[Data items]
##############################

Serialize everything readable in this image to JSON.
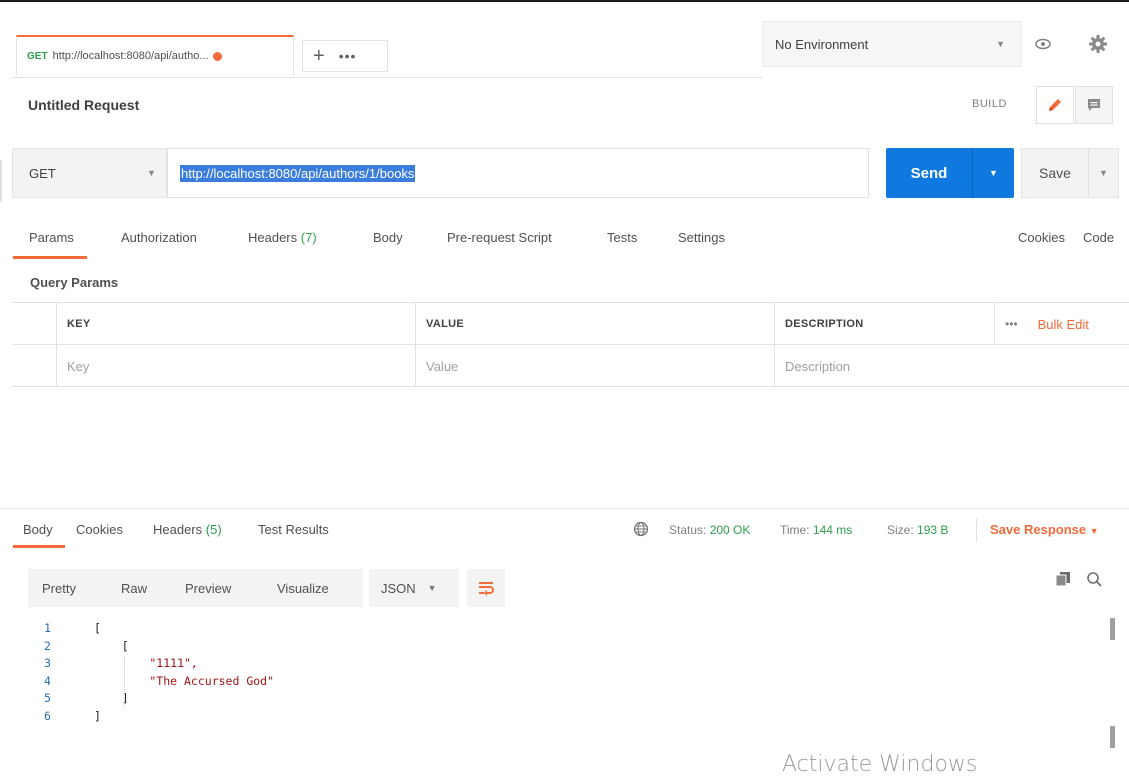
{
  "tab": {
    "method": "GET",
    "title": "http://localhost:8080/api/autho..."
  },
  "tab_actions": {
    "add": "+",
    "more": "•••"
  },
  "environment": {
    "selected": "No Environment"
  },
  "request": {
    "title": "Untitled Request",
    "build_label": "BUILD",
    "method": "GET",
    "url": "http://localhost:8080/api/authors/1/books",
    "send_label": "Send",
    "save_label": "Save"
  },
  "request_tabs": {
    "params": "Params",
    "authorization": "Authorization",
    "headers": "Headers",
    "headers_count": "(7)",
    "body": "Body",
    "prerequest": "Pre-request Script",
    "tests": "Tests",
    "settings": "Settings",
    "cookies": "Cookies",
    "code": "Code"
  },
  "params": {
    "section_title": "Query Params",
    "columns": {
      "key": "KEY",
      "value": "VALUE",
      "description": "DESCRIPTION"
    },
    "more": "•••",
    "bulk_edit": "Bulk Edit",
    "placeholders": {
      "key": "Key",
      "value": "Value",
      "description": "Description"
    }
  },
  "response_tabs": {
    "body": "Body",
    "cookies": "Cookies",
    "headers": "Headers",
    "headers_count": "(5)",
    "test_results": "Test Results"
  },
  "status": {
    "status_label": "Status:",
    "status_value": "200 OK",
    "time_label": "Time:",
    "time_value": "144 ms",
    "size_label": "Size:",
    "size_value": "193 B",
    "save_response": "Save Response",
    "save_response_caret": "▼"
  },
  "view": {
    "pretty": "Pretty",
    "raw": "Raw",
    "preview": "Preview",
    "visualize": "Visualize",
    "format": "JSON"
  },
  "code_lines": [
    {
      "num": "1",
      "text": "["
    },
    {
      "num": "2",
      "text": "    ["
    },
    {
      "num": "3",
      "text": "        \"1111\","
    },
    {
      "num": "4",
      "text": "        \"The Accursed God\""
    },
    {
      "num": "5",
      "text": "    ]"
    },
    {
      "num": "6",
      "text": "]"
    }
  ],
  "watermark": "Activate Windows",
  "colors": {
    "accent": "#f26b3a",
    "send": "#0f79e0",
    "success": "#2e9e4f"
  }
}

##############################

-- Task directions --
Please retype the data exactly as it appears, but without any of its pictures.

-- Answer below --
Serialize everything readable in this image to JSON.
{
  "tab": {
    "method": "GET",
    "title": "http://localhost:8080/api/autho..."
  },
  "tab_actions": {
    "add": "+",
    "more": "•••"
  },
  "environment": {
    "selected": "No Environment"
  },
  "request": {
    "title": "Untitled Request",
    "build_label": "BUILD",
    "method": "GET",
    "url": "http://localhost:8080/api/authors/1/books",
    "send_label": "Send",
    "save_label": "Save"
  },
  "request_tabs": {
    "params": "Params",
    "authorization": "Authorization",
    "headers": "Headers",
    "headers_count": "(7)",
    "body": "Body",
    "prerequest": "Pre-request Script",
    "tests": "Tests",
    "settings": "Settings",
    "cookies": "Cookies",
    "code": "Code"
  },
  "params": {
    "section_title": "Query Params",
    "columns": {
      "key": "KEY",
      "value": "VALUE",
      "description": "DESCRIPTION"
    },
    "more": "•••",
    "bulk_edit": "Bulk Edit",
    "placeholders": {
      "key": "Key",
      "value": "Value",
      "description": "Description"
    }
  },
  "response_tabs": {
    "body": "Body",
    "cookies": "Cookies",
    "headers": "Headers",
    "headers_count": "(5)",
    "test_results": "Test Results"
  },
  "status": {
    "status_label": "Status:",
    "status_value": "200 OK",
    "time_label": "Time:",
    "time_value": "144 ms",
    "size_label": "Size:",
    "size_value": "193 B",
    "save_response": "Save Response",
    "save_response_caret": "▼"
  },
  "view": {
    "pretty": "Pretty",
    "raw": "Raw",
    "preview": "Preview",
    "visualize": "Visualize",
    "format": "JSON"
  },
  "code_lines": [
    {
      "num": "1",
      "text": "["
    },
    {
      "num": "2",
      "text": "    ["
    },
    {
      "num": "3",
      "text": "        \"1111\","
    },
    {
      "num": "4",
      "text": "        \"The Accursed God\""
    },
    {
      "num": "5",
      "text": "    ]"
    },
    {
      "num": "6",
      "text": "]"
    }
  ],
  "watermark": "Activate Windows",
  "colors": {
    "accent": "#f26b3a",
    "send": "#0f79e0",
    "success": "#2e9e4f"
  }
}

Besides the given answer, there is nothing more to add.